--- Input Enclosed Below ---

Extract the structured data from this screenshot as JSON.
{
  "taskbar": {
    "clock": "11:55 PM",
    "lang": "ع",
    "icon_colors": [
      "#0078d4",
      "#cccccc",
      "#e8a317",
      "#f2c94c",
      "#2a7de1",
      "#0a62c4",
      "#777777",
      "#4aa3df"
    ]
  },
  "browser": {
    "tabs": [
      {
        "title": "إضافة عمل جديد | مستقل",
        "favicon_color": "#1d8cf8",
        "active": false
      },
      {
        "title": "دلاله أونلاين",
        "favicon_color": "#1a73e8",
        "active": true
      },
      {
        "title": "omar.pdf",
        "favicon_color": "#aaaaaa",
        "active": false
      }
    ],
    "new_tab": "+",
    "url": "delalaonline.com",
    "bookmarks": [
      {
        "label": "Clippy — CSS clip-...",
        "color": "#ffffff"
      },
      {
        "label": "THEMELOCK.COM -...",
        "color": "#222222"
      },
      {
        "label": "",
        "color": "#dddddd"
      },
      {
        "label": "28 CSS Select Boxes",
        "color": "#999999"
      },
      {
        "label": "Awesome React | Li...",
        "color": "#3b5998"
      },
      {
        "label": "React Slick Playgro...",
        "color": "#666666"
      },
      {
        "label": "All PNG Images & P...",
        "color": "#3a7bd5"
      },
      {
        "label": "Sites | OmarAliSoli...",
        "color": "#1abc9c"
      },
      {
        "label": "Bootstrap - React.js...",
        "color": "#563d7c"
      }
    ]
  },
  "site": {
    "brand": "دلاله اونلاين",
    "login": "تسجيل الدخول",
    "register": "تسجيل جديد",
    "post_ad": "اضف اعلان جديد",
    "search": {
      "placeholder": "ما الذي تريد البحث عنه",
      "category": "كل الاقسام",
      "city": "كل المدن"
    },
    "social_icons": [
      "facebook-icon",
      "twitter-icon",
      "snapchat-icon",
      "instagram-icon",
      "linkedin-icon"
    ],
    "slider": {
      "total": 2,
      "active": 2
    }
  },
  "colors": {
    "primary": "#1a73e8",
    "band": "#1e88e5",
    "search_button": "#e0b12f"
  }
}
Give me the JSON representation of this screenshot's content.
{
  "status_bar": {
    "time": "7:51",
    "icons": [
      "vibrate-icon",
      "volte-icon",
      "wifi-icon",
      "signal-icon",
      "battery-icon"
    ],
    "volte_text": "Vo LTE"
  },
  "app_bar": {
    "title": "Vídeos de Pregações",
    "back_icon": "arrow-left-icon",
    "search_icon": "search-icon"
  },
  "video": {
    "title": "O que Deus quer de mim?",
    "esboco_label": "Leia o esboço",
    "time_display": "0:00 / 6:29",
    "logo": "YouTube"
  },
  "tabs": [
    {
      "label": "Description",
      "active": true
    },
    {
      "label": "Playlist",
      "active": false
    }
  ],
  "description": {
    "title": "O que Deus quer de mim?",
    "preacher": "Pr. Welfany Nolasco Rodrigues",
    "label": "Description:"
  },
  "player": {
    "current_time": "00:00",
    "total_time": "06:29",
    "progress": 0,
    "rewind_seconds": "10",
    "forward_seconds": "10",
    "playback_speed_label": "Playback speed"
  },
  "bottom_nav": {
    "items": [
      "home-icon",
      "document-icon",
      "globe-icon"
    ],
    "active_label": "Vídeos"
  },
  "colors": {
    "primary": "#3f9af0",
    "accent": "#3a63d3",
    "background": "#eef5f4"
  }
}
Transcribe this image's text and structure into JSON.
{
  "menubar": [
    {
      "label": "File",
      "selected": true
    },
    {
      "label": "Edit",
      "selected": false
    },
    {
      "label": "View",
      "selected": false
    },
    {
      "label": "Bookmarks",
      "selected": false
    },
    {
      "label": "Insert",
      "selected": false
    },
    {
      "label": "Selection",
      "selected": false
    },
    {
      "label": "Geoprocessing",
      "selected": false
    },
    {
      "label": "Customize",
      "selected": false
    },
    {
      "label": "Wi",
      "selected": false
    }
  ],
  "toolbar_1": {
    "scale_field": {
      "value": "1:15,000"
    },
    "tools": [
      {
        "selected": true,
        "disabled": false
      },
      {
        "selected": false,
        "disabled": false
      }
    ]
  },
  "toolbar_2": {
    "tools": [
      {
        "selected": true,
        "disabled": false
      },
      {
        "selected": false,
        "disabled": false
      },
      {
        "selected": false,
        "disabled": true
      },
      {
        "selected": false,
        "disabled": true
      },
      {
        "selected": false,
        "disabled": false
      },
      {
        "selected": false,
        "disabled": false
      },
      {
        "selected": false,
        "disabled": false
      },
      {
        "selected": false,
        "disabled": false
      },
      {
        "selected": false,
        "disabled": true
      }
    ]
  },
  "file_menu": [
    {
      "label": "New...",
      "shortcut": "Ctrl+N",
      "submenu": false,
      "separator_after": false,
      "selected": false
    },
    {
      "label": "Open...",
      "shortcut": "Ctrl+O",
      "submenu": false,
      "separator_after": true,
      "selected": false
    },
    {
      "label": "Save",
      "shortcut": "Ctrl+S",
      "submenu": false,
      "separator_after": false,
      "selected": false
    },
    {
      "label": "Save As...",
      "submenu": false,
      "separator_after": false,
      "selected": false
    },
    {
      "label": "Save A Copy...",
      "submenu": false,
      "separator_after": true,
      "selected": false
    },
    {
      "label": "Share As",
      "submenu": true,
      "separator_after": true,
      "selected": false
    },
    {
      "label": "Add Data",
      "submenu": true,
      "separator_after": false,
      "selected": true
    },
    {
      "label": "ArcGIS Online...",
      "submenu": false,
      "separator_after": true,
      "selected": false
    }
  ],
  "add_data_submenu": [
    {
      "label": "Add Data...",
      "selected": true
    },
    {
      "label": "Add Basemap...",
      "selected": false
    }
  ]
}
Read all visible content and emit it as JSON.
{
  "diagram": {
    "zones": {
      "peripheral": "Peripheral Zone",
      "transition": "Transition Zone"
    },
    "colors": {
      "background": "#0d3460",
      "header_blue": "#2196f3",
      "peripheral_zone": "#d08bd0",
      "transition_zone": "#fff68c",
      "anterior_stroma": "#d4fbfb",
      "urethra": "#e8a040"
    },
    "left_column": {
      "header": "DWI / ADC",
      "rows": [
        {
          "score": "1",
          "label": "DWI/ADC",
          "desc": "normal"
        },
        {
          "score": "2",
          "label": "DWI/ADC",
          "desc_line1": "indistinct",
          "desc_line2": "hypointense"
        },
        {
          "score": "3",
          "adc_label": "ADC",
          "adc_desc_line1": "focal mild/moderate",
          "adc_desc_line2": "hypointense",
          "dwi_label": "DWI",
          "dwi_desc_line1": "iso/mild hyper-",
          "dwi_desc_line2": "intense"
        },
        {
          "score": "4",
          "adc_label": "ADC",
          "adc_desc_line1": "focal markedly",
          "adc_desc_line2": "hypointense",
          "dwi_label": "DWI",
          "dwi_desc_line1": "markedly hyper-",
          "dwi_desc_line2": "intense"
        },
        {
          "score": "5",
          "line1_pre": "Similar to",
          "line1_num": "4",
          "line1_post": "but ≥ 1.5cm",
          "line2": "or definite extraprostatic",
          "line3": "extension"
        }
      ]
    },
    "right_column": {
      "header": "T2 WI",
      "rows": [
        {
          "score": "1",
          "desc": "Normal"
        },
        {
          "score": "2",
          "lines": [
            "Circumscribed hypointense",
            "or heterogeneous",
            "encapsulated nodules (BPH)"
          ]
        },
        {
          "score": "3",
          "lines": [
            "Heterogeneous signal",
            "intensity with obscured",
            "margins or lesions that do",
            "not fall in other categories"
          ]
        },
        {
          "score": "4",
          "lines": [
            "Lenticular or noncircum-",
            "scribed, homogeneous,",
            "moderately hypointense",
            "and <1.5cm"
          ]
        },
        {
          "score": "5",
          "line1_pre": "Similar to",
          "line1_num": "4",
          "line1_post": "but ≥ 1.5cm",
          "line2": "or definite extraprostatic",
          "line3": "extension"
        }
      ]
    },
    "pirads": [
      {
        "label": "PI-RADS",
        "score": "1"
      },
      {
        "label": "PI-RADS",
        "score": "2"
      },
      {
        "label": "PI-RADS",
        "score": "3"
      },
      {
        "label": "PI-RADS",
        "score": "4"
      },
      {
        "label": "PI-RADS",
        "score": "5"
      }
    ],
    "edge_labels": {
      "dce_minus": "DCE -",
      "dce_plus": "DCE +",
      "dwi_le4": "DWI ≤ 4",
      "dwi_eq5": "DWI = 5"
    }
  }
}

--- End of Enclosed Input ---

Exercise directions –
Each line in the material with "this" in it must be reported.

Reply to the exercise –
Extract the structured data from this screenshot as JSON.
Give me the JSON representation of this screenshot's content.
Transcribe this image's text and structure into JSON.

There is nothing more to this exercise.